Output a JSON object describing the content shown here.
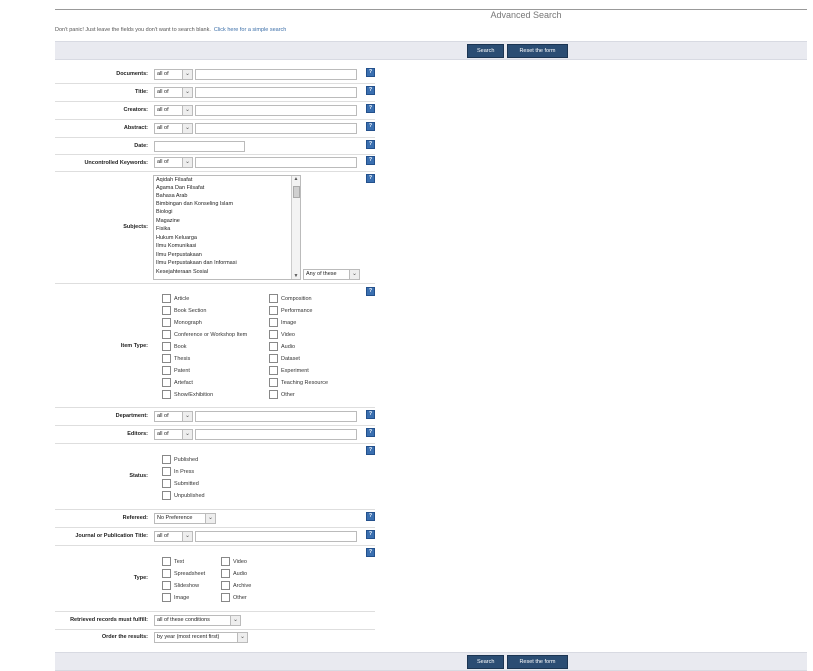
{
  "page": {
    "title": "Advanced Search",
    "intro": "Don't panic! Just leave the fields you don't want to search blank.",
    "simple_link": "Click here for a simple search"
  },
  "buttons": {
    "search": "Search",
    "reset": "Reset the form"
  },
  "fields": {
    "documents": {
      "label": "Documents:",
      "mode": "all of"
    },
    "title": {
      "label": "Title:",
      "mode": "all of"
    },
    "creators": {
      "label": "Creators:",
      "mode": "all of"
    },
    "abstract": {
      "label": "Abstract:",
      "mode": "all of"
    },
    "date": {
      "label": "Date:"
    },
    "keywords": {
      "label": "Uncontrolled Keywords:",
      "mode": "all of"
    },
    "subjects": {
      "label": "Subjects:",
      "options": [
        "Aqidah Filsafat",
        "Agama Dan Filsafat",
        "Bahasa Arab",
        "Bimbingan dan Konseling Islam",
        "Biologi",
        "Magazine",
        "Fisika",
        "Hukum Keluarga",
        "Ilmu Komunikasi",
        "Ilmu Perpustakaan",
        "Ilmu Perpustakaan dan Informasi",
        "Kesejahteraan Sosial"
      ],
      "match": "Any of these"
    },
    "item_type": {
      "label": "Item Type:",
      "col1": [
        "Article",
        "Book Section",
        "Monograph",
        "Conference or Workshop Item",
        "Book",
        "Thesis",
        "Patent",
        "Artefact",
        "Show/Exhibition"
      ],
      "col2": [
        "Composition",
        "Performance",
        "Image",
        "Video",
        "Audio",
        "Dataset",
        "Experiment",
        "Teaching Resource",
        "Other"
      ]
    },
    "department": {
      "label": "Department:",
      "mode": "all of"
    },
    "editors": {
      "label": "Editors:",
      "mode": "all of"
    },
    "status": {
      "label": "Status:",
      "options": [
        "Published",
        "In Press",
        "Submitted",
        "Unpublished"
      ]
    },
    "refereed": {
      "label": "Refereed:",
      "value": "No Preference"
    },
    "journal": {
      "label": "Journal or Publication Title:",
      "mode": "all of"
    },
    "type": {
      "label": "Type:",
      "col1": [
        "Text",
        "Spreadsheet",
        "Slideshow",
        "Image"
      ],
      "col2": [
        "Video",
        "Audio",
        "Archive",
        "Other"
      ]
    },
    "retrieved": {
      "label": "Retrieved records must fulfill:",
      "value": "all of these conditions"
    },
    "order": {
      "label": "Order the results:",
      "value": "by year (most recent first)"
    }
  },
  "icons": {
    "help": "help-icon",
    "dropdown": "chevron-down-icon"
  },
  "colors": {
    "button": "#2b4d73",
    "help": "#3a6fb0",
    "bar": "#e9eaf0",
    "link": "#3b6ea8"
  }
}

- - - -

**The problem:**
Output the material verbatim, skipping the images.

**Solved problem:**
Output a JSON object describing the content shown here.
{
  "page": {
    "title": "Advanced Search",
    "intro": "Don't panic! Just leave the fields you don't want to search blank.",
    "simple_link": "Click here for a simple search"
  },
  "buttons": {
    "search": "Search",
    "reset": "Reset the form"
  },
  "fields": {
    "documents": {
      "label": "Documents:",
      "mode": "all of"
    },
    "title": {
      "label": "Title:",
      "mode": "all of"
    },
    "creators": {
      "label": "Creators:",
      "mode": "all of"
    },
    "abstract": {
      "label": "Abstract:",
      "mode": "all of"
    },
    "date": {
      "label": "Date:"
    },
    "keywords": {
      "label": "Uncontrolled Keywords:",
      "mode": "all of"
    },
    "subjects": {
      "label": "Subjects:",
      "options": [
        "Aqidah Filsafat",
        "Agama Dan Filsafat",
        "Bahasa Arab",
        "Bimbingan dan Konseling Islam",
        "Biologi",
        "Magazine",
        "Fisika",
        "Hukum Keluarga",
        "Ilmu Komunikasi",
        "Ilmu Perpustakaan",
        "Ilmu Perpustakaan dan Informasi",
        "Kesejahteraan Sosial"
      ],
      "match": "Any of these"
    },
    "item_type": {
      "label": "Item Type:",
      "col1": [
        "Article",
        "Book Section",
        "Monograph",
        "Conference or Workshop Item",
        "Book",
        "Thesis",
        "Patent",
        "Artefact",
        "Show/Exhibition"
      ],
      "col2": [
        "Composition",
        "Performance",
        "Image",
        "Video",
        "Audio",
        "Dataset",
        "Experiment",
        "Teaching Resource",
        "Other"
      ]
    },
    "department": {
      "label": "Department:",
      "mode": "all of"
    },
    "editors": {
      "label": "Editors:",
      "mode": "all of"
    },
    "status": {
      "label": "Status:",
      "options": [
        "Published",
        "In Press",
        "Submitted",
        "Unpublished"
      ]
    },
    "refereed": {
      "label": "Refereed:",
      "value": "No Preference"
    },
    "journal": {
      "label": "Journal or Publication Title:",
      "mode": "all of"
    },
    "type": {
      "label": "Type:",
      "col1": [
        "Text",
        "Spreadsheet",
        "Slideshow",
        "Image"
      ],
      "col2": [
        "Video",
        "Audio",
        "Archive",
        "Other"
      ]
    },
    "retrieved": {
      "label": "Retrieved records must fulfill:",
      "value": "all of these conditions"
    },
    "order": {
      "label": "Order the results:",
      "value": "by year (most recent first)"
    }
  },
  "icons": {
    "help": "help-icon",
    "dropdown": "chevron-down-icon"
  },
  "colors": {
    "button": "#2b4d73",
    "help": "#3a6fb0",
    "bar": "#e9eaf0",
    "link": "#3b6ea8"
  }
}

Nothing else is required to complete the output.